- **Record excerpts**

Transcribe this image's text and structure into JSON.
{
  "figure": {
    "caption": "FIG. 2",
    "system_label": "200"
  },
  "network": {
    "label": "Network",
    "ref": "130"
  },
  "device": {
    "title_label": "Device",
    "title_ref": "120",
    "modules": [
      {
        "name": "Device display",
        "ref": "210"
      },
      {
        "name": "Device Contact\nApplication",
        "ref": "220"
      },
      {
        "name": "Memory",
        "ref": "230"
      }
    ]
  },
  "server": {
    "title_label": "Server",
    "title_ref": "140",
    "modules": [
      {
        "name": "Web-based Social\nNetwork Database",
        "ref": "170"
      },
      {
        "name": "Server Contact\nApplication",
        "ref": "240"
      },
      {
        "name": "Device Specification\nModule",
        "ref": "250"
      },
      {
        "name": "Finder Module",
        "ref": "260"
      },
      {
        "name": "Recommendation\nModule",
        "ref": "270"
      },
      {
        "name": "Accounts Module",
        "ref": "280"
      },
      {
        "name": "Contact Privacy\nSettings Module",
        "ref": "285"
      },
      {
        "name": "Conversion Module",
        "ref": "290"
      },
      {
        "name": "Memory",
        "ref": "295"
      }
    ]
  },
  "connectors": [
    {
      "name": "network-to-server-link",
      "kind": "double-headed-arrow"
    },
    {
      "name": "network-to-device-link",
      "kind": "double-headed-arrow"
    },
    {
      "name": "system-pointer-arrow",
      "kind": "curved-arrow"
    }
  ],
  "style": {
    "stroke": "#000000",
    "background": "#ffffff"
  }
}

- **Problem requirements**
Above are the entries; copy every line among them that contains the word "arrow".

- **Task answer**
      "kind": "double-headed-arrow"
      "kind": "double-headed-arrow"
      "name": "system-pointer-arrow",
      "kind": "curved-arrow"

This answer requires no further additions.